» TASK ITEM:
The data below should be retyped exactly, with the pictures left out.

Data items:
+ + + + + + +

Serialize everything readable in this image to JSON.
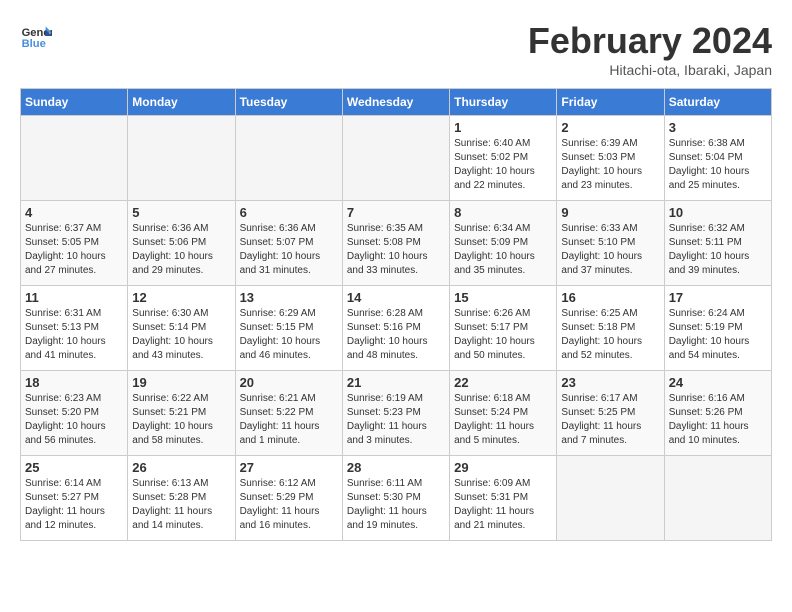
{
  "header": {
    "logo_general": "General",
    "logo_blue": "Blue",
    "title": "February 2024",
    "subtitle": "Hitachi-ota, Ibaraki, Japan"
  },
  "calendar": {
    "weekdays": [
      "Sunday",
      "Monday",
      "Tuesday",
      "Wednesday",
      "Thursday",
      "Friday",
      "Saturday"
    ],
    "weeks": [
      [
        {
          "day": "",
          "info": ""
        },
        {
          "day": "",
          "info": ""
        },
        {
          "day": "",
          "info": ""
        },
        {
          "day": "",
          "info": ""
        },
        {
          "day": "1",
          "info": "Sunrise: 6:40 AM\nSunset: 5:02 PM\nDaylight: 10 hours and 22 minutes."
        },
        {
          "day": "2",
          "info": "Sunrise: 6:39 AM\nSunset: 5:03 PM\nDaylight: 10 hours and 23 minutes."
        },
        {
          "day": "3",
          "info": "Sunrise: 6:38 AM\nSunset: 5:04 PM\nDaylight: 10 hours and 25 minutes."
        }
      ],
      [
        {
          "day": "4",
          "info": "Sunrise: 6:37 AM\nSunset: 5:05 PM\nDaylight: 10 hours and 27 minutes."
        },
        {
          "day": "5",
          "info": "Sunrise: 6:36 AM\nSunset: 5:06 PM\nDaylight: 10 hours and 29 minutes."
        },
        {
          "day": "6",
          "info": "Sunrise: 6:36 AM\nSunset: 5:07 PM\nDaylight: 10 hours and 31 minutes."
        },
        {
          "day": "7",
          "info": "Sunrise: 6:35 AM\nSunset: 5:08 PM\nDaylight: 10 hours and 33 minutes."
        },
        {
          "day": "8",
          "info": "Sunrise: 6:34 AM\nSunset: 5:09 PM\nDaylight: 10 hours and 35 minutes."
        },
        {
          "day": "9",
          "info": "Sunrise: 6:33 AM\nSunset: 5:10 PM\nDaylight: 10 hours and 37 minutes."
        },
        {
          "day": "10",
          "info": "Sunrise: 6:32 AM\nSunset: 5:11 PM\nDaylight: 10 hours and 39 minutes."
        }
      ],
      [
        {
          "day": "11",
          "info": "Sunrise: 6:31 AM\nSunset: 5:13 PM\nDaylight: 10 hours and 41 minutes."
        },
        {
          "day": "12",
          "info": "Sunrise: 6:30 AM\nSunset: 5:14 PM\nDaylight: 10 hours and 43 minutes."
        },
        {
          "day": "13",
          "info": "Sunrise: 6:29 AM\nSunset: 5:15 PM\nDaylight: 10 hours and 46 minutes."
        },
        {
          "day": "14",
          "info": "Sunrise: 6:28 AM\nSunset: 5:16 PM\nDaylight: 10 hours and 48 minutes."
        },
        {
          "day": "15",
          "info": "Sunrise: 6:26 AM\nSunset: 5:17 PM\nDaylight: 10 hours and 50 minutes."
        },
        {
          "day": "16",
          "info": "Sunrise: 6:25 AM\nSunset: 5:18 PM\nDaylight: 10 hours and 52 minutes."
        },
        {
          "day": "17",
          "info": "Sunrise: 6:24 AM\nSunset: 5:19 PM\nDaylight: 10 hours and 54 minutes."
        }
      ],
      [
        {
          "day": "18",
          "info": "Sunrise: 6:23 AM\nSunset: 5:20 PM\nDaylight: 10 hours and 56 minutes."
        },
        {
          "day": "19",
          "info": "Sunrise: 6:22 AM\nSunset: 5:21 PM\nDaylight: 10 hours and 58 minutes."
        },
        {
          "day": "20",
          "info": "Sunrise: 6:21 AM\nSunset: 5:22 PM\nDaylight: 11 hours and 1 minute."
        },
        {
          "day": "21",
          "info": "Sunrise: 6:19 AM\nSunset: 5:23 PM\nDaylight: 11 hours and 3 minutes."
        },
        {
          "day": "22",
          "info": "Sunrise: 6:18 AM\nSunset: 5:24 PM\nDaylight: 11 hours and 5 minutes."
        },
        {
          "day": "23",
          "info": "Sunrise: 6:17 AM\nSunset: 5:25 PM\nDaylight: 11 hours and 7 minutes."
        },
        {
          "day": "24",
          "info": "Sunrise: 6:16 AM\nSunset: 5:26 PM\nDaylight: 11 hours and 10 minutes."
        }
      ],
      [
        {
          "day": "25",
          "info": "Sunrise: 6:14 AM\nSunset: 5:27 PM\nDaylight: 11 hours and 12 minutes."
        },
        {
          "day": "26",
          "info": "Sunrise: 6:13 AM\nSunset: 5:28 PM\nDaylight: 11 hours and 14 minutes."
        },
        {
          "day": "27",
          "info": "Sunrise: 6:12 AM\nSunset: 5:29 PM\nDaylight: 11 hours and 16 minutes."
        },
        {
          "day": "28",
          "info": "Sunrise: 6:11 AM\nSunset: 5:30 PM\nDaylight: 11 hours and 19 minutes."
        },
        {
          "day": "29",
          "info": "Sunrise: 6:09 AM\nSunset: 5:31 PM\nDaylight: 11 hours and 21 minutes."
        },
        {
          "day": "",
          "info": ""
        },
        {
          "day": "",
          "info": ""
        }
      ]
    ]
  }
}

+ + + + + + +

» EXERCISE SOLUTION:
Serialize everything readable in this image to JSON.
{
  "header": {
    "logo_general": "General",
    "logo_blue": "Blue",
    "title": "February 2024",
    "subtitle": "Hitachi-ota, Ibaraki, Japan"
  },
  "calendar": {
    "weekdays": [
      "Sunday",
      "Monday",
      "Tuesday",
      "Wednesday",
      "Thursday",
      "Friday",
      "Saturday"
    ],
    "weeks": [
      [
        {
          "day": "",
          "info": ""
        },
        {
          "day": "",
          "info": ""
        },
        {
          "day": "",
          "info": ""
        },
        {
          "day": "",
          "info": ""
        },
        {
          "day": "1",
          "info": "Sunrise: 6:40 AM\nSunset: 5:02 PM\nDaylight: 10 hours and 22 minutes."
        },
        {
          "day": "2",
          "info": "Sunrise: 6:39 AM\nSunset: 5:03 PM\nDaylight: 10 hours and 23 minutes."
        },
        {
          "day": "3",
          "info": "Sunrise: 6:38 AM\nSunset: 5:04 PM\nDaylight: 10 hours and 25 minutes."
        }
      ],
      [
        {
          "day": "4",
          "info": "Sunrise: 6:37 AM\nSunset: 5:05 PM\nDaylight: 10 hours and 27 minutes."
        },
        {
          "day": "5",
          "info": "Sunrise: 6:36 AM\nSunset: 5:06 PM\nDaylight: 10 hours and 29 minutes."
        },
        {
          "day": "6",
          "info": "Sunrise: 6:36 AM\nSunset: 5:07 PM\nDaylight: 10 hours and 31 minutes."
        },
        {
          "day": "7",
          "info": "Sunrise: 6:35 AM\nSunset: 5:08 PM\nDaylight: 10 hours and 33 minutes."
        },
        {
          "day": "8",
          "info": "Sunrise: 6:34 AM\nSunset: 5:09 PM\nDaylight: 10 hours and 35 minutes."
        },
        {
          "day": "9",
          "info": "Sunrise: 6:33 AM\nSunset: 5:10 PM\nDaylight: 10 hours and 37 minutes."
        },
        {
          "day": "10",
          "info": "Sunrise: 6:32 AM\nSunset: 5:11 PM\nDaylight: 10 hours and 39 minutes."
        }
      ],
      [
        {
          "day": "11",
          "info": "Sunrise: 6:31 AM\nSunset: 5:13 PM\nDaylight: 10 hours and 41 minutes."
        },
        {
          "day": "12",
          "info": "Sunrise: 6:30 AM\nSunset: 5:14 PM\nDaylight: 10 hours and 43 minutes."
        },
        {
          "day": "13",
          "info": "Sunrise: 6:29 AM\nSunset: 5:15 PM\nDaylight: 10 hours and 46 minutes."
        },
        {
          "day": "14",
          "info": "Sunrise: 6:28 AM\nSunset: 5:16 PM\nDaylight: 10 hours and 48 minutes."
        },
        {
          "day": "15",
          "info": "Sunrise: 6:26 AM\nSunset: 5:17 PM\nDaylight: 10 hours and 50 minutes."
        },
        {
          "day": "16",
          "info": "Sunrise: 6:25 AM\nSunset: 5:18 PM\nDaylight: 10 hours and 52 minutes."
        },
        {
          "day": "17",
          "info": "Sunrise: 6:24 AM\nSunset: 5:19 PM\nDaylight: 10 hours and 54 minutes."
        }
      ],
      [
        {
          "day": "18",
          "info": "Sunrise: 6:23 AM\nSunset: 5:20 PM\nDaylight: 10 hours and 56 minutes."
        },
        {
          "day": "19",
          "info": "Sunrise: 6:22 AM\nSunset: 5:21 PM\nDaylight: 10 hours and 58 minutes."
        },
        {
          "day": "20",
          "info": "Sunrise: 6:21 AM\nSunset: 5:22 PM\nDaylight: 11 hours and 1 minute."
        },
        {
          "day": "21",
          "info": "Sunrise: 6:19 AM\nSunset: 5:23 PM\nDaylight: 11 hours and 3 minutes."
        },
        {
          "day": "22",
          "info": "Sunrise: 6:18 AM\nSunset: 5:24 PM\nDaylight: 11 hours and 5 minutes."
        },
        {
          "day": "23",
          "info": "Sunrise: 6:17 AM\nSunset: 5:25 PM\nDaylight: 11 hours and 7 minutes."
        },
        {
          "day": "24",
          "info": "Sunrise: 6:16 AM\nSunset: 5:26 PM\nDaylight: 11 hours and 10 minutes."
        }
      ],
      [
        {
          "day": "25",
          "info": "Sunrise: 6:14 AM\nSunset: 5:27 PM\nDaylight: 11 hours and 12 minutes."
        },
        {
          "day": "26",
          "info": "Sunrise: 6:13 AM\nSunset: 5:28 PM\nDaylight: 11 hours and 14 minutes."
        },
        {
          "day": "27",
          "info": "Sunrise: 6:12 AM\nSunset: 5:29 PM\nDaylight: 11 hours and 16 minutes."
        },
        {
          "day": "28",
          "info": "Sunrise: 6:11 AM\nSunset: 5:30 PM\nDaylight: 11 hours and 19 minutes."
        },
        {
          "day": "29",
          "info": "Sunrise: 6:09 AM\nSunset: 5:31 PM\nDaylight: 11 hours and 21 minutes."
        },
        {
          "day": "",
          "info": ""
        },
        {
          "day": "",
          "info": ""
        }
      ]
    ]
  }
}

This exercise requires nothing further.